YOUR INSTRUCTIONS =>
Nothing in the listing may change. Repeat all of it.

SUPPLIED MATERIAL =>

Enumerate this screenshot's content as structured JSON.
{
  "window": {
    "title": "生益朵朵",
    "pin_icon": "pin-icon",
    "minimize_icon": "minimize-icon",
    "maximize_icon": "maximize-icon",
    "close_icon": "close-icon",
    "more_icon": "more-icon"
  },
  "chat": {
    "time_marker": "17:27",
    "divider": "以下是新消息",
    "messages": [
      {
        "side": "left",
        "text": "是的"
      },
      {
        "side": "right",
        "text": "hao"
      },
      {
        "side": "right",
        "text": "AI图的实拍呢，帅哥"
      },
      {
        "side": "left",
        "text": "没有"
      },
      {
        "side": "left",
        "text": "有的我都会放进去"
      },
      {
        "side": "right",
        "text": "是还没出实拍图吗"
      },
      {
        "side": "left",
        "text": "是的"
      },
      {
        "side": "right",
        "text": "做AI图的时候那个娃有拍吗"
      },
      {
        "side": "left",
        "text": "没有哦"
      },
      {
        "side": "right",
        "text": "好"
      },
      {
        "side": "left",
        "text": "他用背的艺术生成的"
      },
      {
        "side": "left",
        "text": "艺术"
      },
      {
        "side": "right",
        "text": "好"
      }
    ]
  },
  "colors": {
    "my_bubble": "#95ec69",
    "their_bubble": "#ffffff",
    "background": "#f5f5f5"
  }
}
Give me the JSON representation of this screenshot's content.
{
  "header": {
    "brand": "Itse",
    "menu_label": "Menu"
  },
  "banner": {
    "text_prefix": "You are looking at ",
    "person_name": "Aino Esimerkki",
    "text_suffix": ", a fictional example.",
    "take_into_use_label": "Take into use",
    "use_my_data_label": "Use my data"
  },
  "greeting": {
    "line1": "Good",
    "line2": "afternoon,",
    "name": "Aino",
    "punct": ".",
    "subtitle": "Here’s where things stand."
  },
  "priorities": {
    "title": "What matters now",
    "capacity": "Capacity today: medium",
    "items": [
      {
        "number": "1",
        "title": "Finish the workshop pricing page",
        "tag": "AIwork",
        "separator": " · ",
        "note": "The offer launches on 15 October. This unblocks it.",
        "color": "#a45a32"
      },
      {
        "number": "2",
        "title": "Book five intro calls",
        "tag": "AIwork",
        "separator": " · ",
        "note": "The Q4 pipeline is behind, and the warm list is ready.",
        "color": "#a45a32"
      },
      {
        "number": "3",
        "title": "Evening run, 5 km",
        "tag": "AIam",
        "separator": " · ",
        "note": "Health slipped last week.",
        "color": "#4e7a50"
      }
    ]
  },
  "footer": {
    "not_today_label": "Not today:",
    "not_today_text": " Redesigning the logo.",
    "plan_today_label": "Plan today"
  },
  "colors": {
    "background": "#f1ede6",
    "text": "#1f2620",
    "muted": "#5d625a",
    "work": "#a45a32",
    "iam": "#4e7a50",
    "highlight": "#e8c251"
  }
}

OUTPUT BELOW =>
Enumerate this screenshot's content as structured JSON.
{
  "window": {
    "title": "生益朵朵",
    "pin_icon": "pin-icon",
    "minimize_icon": "minimize-icon",
    "maximize_icon": "maximize-icon",
    "close_icon": "close-icon",
    "more_icon": "more-icon"
  },
  "chat": {
    "time_marker": "17:27",
    "divider": "以下是新消息",
    "messages": [
      {
        "side": "left",
        "text": "是的"
      },
      {
        "side": "right",
        "text": "hao"
      },
      {
        "side": "right",
        "text": "AI图的实拍呢，帅哥"
      },
      {
        "side": "left",
        "text": "没有"
      },
      {
        "side": "left",
        "text": "有的我都会放进去"
      },
      {
        "side": "right",
        "text": "是还没出实拍图吗"
      },
      {
        "side": "left",
        "text": "是的"
      },
      {
        "side": "right",
        "text": "做AI图的时候那个娃有拍吗"
      },
      {
        "side": "left",
        "text": "没有哦"
      },
      {
        "side": "right",
        "text": "好"
      },
      {
        "side": "left",
        "text": "他用背的艺术生成的"
      },
      {
        "side": "left",
        "text": "艺术"
      },
      {
        "side": "right",
        "text": "好"
      }
    ]
  },
  "colors": {
    "my_bubble": "#95ec69",
    "their_bubble": "#ffffff",
    "background": "#f5f5f5"
  }
}
Give me the JSON representation of this screenshot's content.
{
  "header": {
    "brand": "Itse",
    "menu_label": "Menu"
  },
  "banner": {
    "text_prefix": "You are looking at ",
    "person_name": "Aino Esimerkki",
    "text_suffix": ", a fictional example.",
    "take_into_use_label": "Take into use",
    "use_my_data_label": "Use my data"
  },
  "greeting": {
    "line1": "Good",
    "line2": "afternoon,",
    "name": "Aino",
    "punct": ".",
    "subtitle": "Here’s where things stand."
  },
  "priorities": {
    "title": "What matters now",
    "capacity": "Capacity today: medium",
    "items": [
      {
        "number": "1",
        "title": "Finish the workshop pricing page",
        "tag": "AIwork",
        "separator": " · ",
        "note": "The offer launches on 15 October. This unblocks it.",
        "color": "#a45a32"
      },
      {
        "number": "2",
        "title": "Book five intro calls",
        "tag": "AIwork",
        "separator": " · ",
        "note": "The Q4 pipeline is behind, and the warm list is ready.",
        "color": "#a45a32"
      },
      {
        "number": "3",
        "title": "Evening run, 5 km",
        "tag": "AIam",
        "separator": " · ",
        "note": "Health slipped last week.",
        "color": "#4e7a50"
      }
    ]
  },
  "footer": {
    "not_today_label": "Not today:",
    "not_today_text": " Redesigning the logo.",
    "plan_today_label": "Plan today"
  },
  "colors": {
    "background": "#f1ede6",
    "text": "#1f2620",
    "muted": "#5d625a",
    "work": "#a45a32",
    "iam": "#4e7a50",
    "highlight": "#e8c251"
  }
}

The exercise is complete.